• Is this integral still a Riemann-integral? Since we made, in at least my eyes, the divergent integral in eq. (1) converge somehow.

Your original integral diverges, and hence the equation defining $$\phi(x,t)$$ is not well defined as written. As you've shown, there's simply no way around that. Since your result when considering $$I(\epsilon)$$ is finite, it simply cant be equal to what you get if you use your original expression for $$\phi$$.

I believe that the correct way to think about it is to simply go back and re-define what you mean by the field $$\phi$$. That is, the real definition of the $$\phi$$ is

$$\phi(t,\vec{x})= \lim_{\epsilon\to 0} \int\frac{d^3k}{\sqrt{(2\pi)^32k}}\left(a(\vec{k})e^{-ikx}+a^\dagger(\vec{k})e^{ikx}\right)e^{-\epsilon k/2}.$$

This works since, if the integral were actually convergent and sufficiently well behaved, then you could exchange the integral and the limit and do away with the $$\epsilon$$ from the start—leaving you with an answer that would agree with the original definition. In the case that it diverges, then you've worked your exponential regulator into the theory.

• Sorry but this is wrong. OP has not specified the decay rate of $a(\vec k)$ so there is no way to check whether the original integral diverges or not. The correct answer is that $\phi$ is a distribution and therefore the integrals are just a schematic notation. The two-point function is only defined when evaluated on suitable test functions, in which case the regularization is justified by the fact that the integral is absolutely convergent. Nov 16, 2021 at 21:45
• I agree on that @AccidentalFourierTransform - the scalar field is indeed a distribution. Just to clear thing up: Equation (1) is a distribution and thus the integral is not a Riemann-integral. So we have to work with test functions, which is the regularization $e^{-\epsilon k}$ in this case. Then I can calculate $I(\epsilon\rightarrow 0)$. Formally, this can be used to express the original "integral" in eq. (1). Right? But one could have chosen any other suitable test function and have to obtain the same result?

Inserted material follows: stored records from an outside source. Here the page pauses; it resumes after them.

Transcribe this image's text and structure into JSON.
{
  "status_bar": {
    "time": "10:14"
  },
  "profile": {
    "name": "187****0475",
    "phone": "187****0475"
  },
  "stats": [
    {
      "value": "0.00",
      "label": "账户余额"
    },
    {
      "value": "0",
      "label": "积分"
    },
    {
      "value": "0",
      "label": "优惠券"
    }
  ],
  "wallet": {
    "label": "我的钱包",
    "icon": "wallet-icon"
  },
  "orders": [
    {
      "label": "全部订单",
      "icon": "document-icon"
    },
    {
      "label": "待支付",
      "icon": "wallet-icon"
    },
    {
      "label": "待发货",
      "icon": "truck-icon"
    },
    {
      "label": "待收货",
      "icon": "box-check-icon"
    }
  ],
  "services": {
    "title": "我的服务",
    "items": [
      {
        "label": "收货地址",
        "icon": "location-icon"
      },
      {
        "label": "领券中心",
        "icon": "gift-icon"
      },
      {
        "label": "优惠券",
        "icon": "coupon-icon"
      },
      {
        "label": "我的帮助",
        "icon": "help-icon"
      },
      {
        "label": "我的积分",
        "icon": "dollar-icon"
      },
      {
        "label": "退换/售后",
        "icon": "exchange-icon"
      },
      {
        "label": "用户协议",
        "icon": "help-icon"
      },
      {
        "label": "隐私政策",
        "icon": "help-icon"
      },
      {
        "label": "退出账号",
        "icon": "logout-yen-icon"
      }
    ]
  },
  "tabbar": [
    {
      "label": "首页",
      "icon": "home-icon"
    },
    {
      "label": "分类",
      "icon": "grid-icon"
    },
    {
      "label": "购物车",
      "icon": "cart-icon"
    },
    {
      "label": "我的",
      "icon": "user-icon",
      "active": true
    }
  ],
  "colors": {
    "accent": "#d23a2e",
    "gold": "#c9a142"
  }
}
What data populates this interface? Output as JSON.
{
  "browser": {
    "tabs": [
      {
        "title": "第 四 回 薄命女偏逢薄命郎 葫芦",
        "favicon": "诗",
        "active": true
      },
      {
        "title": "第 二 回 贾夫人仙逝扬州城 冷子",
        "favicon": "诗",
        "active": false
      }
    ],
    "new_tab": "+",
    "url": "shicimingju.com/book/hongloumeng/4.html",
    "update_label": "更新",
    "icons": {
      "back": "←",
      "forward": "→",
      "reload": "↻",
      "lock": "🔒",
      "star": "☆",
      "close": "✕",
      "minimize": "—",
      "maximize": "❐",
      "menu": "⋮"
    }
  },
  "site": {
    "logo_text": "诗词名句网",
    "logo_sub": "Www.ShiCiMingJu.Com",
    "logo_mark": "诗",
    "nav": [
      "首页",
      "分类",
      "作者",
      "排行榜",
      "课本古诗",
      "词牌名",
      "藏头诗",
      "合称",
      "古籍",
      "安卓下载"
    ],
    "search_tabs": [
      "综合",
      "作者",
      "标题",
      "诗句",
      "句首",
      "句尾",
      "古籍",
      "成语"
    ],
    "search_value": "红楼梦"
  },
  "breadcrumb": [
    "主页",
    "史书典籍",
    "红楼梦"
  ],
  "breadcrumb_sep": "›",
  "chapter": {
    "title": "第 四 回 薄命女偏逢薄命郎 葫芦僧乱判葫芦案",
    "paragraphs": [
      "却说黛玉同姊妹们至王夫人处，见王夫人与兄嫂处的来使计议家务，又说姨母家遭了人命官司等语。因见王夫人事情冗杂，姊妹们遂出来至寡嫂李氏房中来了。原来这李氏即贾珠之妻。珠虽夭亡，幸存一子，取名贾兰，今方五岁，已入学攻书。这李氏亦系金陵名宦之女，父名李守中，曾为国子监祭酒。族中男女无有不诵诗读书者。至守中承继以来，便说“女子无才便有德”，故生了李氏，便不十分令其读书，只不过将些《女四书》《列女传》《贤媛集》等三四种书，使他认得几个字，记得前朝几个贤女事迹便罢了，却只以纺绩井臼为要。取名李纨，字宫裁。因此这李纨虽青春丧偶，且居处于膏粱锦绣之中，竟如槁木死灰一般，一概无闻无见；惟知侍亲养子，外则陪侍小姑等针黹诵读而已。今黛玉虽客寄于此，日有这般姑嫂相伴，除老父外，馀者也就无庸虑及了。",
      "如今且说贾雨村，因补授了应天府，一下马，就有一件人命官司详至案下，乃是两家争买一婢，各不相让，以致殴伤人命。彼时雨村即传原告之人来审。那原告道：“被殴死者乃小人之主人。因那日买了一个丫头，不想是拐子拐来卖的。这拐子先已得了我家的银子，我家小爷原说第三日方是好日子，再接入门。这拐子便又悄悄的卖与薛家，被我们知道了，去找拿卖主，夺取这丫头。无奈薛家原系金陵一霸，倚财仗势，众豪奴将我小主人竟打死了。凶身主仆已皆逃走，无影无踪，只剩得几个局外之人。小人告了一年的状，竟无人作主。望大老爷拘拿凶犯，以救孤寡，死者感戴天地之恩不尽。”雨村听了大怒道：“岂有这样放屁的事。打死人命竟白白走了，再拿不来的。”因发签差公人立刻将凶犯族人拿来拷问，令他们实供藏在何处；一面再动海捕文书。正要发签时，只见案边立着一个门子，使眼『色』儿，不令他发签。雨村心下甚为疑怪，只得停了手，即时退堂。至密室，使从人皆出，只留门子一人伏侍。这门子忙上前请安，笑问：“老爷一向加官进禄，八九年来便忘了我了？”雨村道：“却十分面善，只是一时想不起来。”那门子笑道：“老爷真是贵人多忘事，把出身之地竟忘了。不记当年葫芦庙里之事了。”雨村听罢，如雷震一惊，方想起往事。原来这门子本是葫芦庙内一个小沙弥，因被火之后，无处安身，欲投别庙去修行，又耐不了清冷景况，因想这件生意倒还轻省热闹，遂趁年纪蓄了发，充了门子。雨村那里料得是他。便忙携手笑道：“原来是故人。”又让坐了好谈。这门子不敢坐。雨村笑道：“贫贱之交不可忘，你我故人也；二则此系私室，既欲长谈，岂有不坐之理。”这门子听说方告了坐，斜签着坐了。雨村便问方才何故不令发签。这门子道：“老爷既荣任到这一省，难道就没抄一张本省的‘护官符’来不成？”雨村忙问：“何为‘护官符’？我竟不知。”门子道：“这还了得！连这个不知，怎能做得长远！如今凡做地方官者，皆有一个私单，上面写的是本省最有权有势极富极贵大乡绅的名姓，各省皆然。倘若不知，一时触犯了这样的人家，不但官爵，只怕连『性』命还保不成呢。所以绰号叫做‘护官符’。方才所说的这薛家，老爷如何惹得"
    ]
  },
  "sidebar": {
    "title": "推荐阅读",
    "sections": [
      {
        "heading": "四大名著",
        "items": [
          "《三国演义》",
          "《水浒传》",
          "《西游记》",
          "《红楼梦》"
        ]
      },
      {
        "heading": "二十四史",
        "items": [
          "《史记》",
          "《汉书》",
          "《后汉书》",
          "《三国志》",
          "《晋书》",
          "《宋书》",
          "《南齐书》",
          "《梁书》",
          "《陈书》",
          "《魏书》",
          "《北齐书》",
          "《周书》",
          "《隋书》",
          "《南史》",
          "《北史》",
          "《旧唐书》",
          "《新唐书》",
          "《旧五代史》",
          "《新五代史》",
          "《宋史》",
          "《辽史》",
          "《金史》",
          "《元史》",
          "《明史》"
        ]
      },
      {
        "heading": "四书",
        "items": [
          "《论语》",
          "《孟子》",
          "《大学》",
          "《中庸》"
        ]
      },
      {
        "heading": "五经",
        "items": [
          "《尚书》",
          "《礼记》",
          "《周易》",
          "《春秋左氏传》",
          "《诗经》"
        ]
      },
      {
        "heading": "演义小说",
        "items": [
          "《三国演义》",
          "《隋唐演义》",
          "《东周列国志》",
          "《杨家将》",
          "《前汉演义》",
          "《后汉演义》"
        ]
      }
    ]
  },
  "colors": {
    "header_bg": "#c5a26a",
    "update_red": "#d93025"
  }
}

Nov 17, 2021 at 8:09

You have actually obtained the right answer in $$(1)$$ which is $$\langle0|\phi(x_1)\phi(x_2)|0\rangle=\frac{1}{8\pi |x_1-x_2|}\big[\delta(|x_1-x_2|)-\delta(|x_2-x_1|)\big]$$ Schwartz $$(12.75)$$. Looking at above expression you can see the correlator function is not analytical so special care has to be taken while using a regularization scheme. The way you have deformed UV region of your theory you obtain something like $$\frac{1}{ir\pm\epsilon}$$, since $$\epsilon\to0$$ any multiple of $$r$$ with it can be redfined to $$\epsilon$$, which have delta function hidden inside them.

You could have gone to another regularization scheme $$m\to0$$ where you obtain the same issue of $$\frac{1}{r}$$ and no $$\delta(r)$$. Sadly, I couldn't find the missing piece of $$\delta(r)$$ in this calculation.

The crux lies in non-analytical behavior of the above correlator, Schwartz sec $$12.6$$.

• I can see your point. In the solution to the problem I gave above it is written that (1) ist just equal to a real number: $(1)=1/(4\pi^2r^2)$. This now confuses me since (1) is a distribution. With your "hidden delta function" (thanks for that, I didn't know that!) I obtain a different solution. So what is going on here? Nov 17, 2021 at 8:47